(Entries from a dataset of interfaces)
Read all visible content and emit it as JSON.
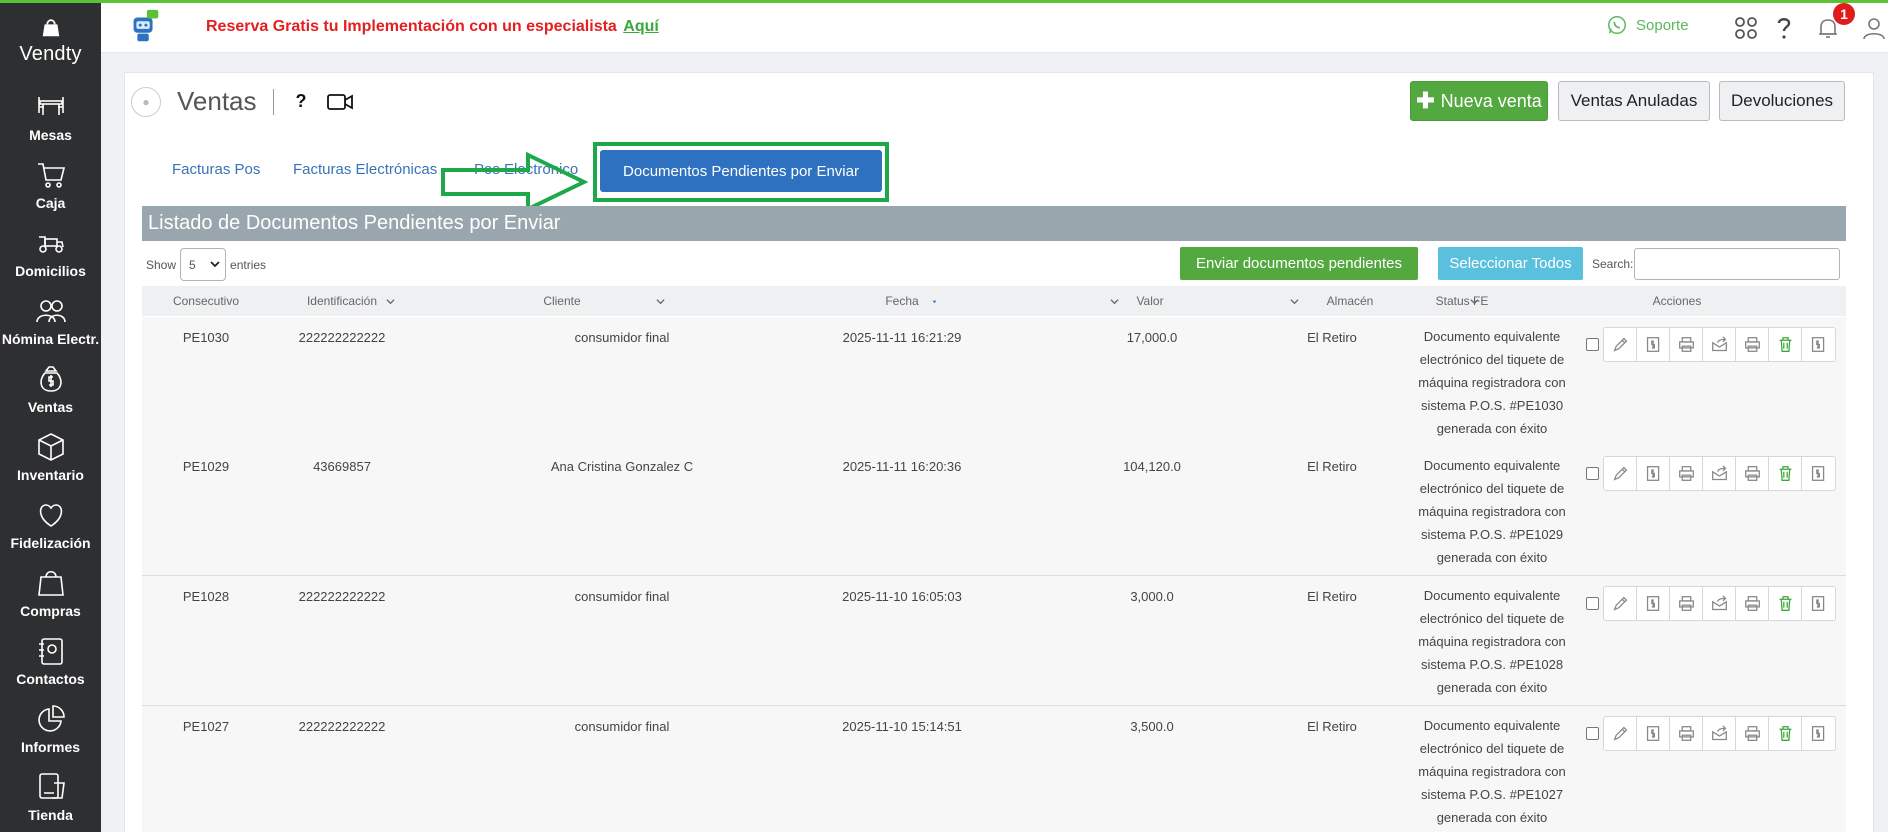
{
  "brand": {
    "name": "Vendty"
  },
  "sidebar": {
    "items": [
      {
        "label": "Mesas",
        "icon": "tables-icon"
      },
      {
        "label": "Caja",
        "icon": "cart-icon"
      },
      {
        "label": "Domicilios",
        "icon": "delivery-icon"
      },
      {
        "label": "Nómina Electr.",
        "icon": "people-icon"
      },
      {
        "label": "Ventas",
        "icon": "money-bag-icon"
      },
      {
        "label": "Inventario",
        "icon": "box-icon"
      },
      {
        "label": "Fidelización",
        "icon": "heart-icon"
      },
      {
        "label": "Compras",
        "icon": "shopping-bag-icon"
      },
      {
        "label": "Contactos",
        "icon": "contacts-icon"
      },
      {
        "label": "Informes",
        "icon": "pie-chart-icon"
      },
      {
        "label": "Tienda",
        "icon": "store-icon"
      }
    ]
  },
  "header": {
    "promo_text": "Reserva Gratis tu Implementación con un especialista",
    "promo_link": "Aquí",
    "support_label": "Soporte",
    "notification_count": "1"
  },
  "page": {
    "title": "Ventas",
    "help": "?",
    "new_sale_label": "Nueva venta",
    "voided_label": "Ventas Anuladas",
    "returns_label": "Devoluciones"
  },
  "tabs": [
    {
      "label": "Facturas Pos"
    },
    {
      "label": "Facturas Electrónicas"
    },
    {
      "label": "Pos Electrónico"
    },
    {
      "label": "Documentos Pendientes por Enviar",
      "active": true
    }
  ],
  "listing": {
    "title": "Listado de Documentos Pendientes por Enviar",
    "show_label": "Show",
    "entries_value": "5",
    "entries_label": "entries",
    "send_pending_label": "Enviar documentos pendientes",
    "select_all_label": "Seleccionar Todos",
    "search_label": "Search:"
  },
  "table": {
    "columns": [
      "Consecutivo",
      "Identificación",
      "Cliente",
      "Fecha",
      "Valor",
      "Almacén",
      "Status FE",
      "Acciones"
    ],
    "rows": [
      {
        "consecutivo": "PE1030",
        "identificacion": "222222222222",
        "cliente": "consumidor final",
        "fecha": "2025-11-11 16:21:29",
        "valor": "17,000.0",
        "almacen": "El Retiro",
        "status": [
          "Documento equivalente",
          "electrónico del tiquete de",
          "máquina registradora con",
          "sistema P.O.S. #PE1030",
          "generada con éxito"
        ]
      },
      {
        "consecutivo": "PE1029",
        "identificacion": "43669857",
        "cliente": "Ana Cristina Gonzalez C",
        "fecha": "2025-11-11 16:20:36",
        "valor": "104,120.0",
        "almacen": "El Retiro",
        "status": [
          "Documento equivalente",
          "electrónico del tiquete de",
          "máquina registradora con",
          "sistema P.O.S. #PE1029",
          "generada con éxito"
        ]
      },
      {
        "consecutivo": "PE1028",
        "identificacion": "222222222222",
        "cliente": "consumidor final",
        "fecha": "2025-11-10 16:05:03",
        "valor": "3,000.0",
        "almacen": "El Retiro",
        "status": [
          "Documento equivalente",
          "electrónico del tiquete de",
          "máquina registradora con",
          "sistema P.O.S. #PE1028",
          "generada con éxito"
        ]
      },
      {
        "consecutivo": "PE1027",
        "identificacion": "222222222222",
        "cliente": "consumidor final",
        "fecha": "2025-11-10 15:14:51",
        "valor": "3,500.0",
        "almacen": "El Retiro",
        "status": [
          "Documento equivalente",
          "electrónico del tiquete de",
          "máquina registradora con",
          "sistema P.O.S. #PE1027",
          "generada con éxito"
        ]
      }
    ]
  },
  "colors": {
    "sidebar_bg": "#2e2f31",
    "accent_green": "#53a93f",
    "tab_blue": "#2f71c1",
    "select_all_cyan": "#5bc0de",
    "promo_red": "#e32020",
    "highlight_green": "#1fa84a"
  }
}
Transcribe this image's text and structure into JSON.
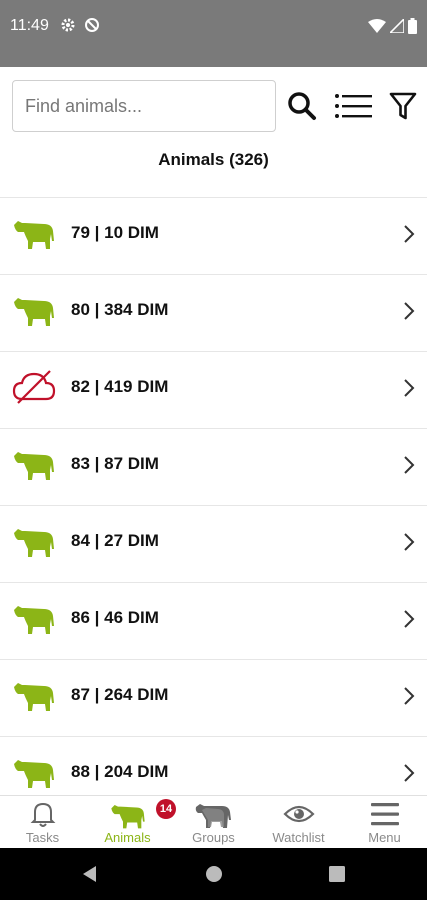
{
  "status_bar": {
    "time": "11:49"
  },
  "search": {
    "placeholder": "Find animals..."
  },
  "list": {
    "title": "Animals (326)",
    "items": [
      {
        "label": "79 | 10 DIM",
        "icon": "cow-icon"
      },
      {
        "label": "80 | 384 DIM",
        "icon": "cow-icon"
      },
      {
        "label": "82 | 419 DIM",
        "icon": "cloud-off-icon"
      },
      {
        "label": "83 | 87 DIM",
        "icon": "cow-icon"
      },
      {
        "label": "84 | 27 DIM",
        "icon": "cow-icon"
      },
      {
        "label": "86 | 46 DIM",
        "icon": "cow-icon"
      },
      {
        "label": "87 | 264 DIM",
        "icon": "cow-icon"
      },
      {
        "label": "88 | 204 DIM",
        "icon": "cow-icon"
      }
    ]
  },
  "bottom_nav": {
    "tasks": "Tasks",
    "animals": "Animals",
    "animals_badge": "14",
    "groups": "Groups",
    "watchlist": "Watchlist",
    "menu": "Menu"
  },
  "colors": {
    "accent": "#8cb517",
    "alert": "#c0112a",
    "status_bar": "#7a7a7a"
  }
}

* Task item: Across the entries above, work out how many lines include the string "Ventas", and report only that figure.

* Answer to this exercise: 3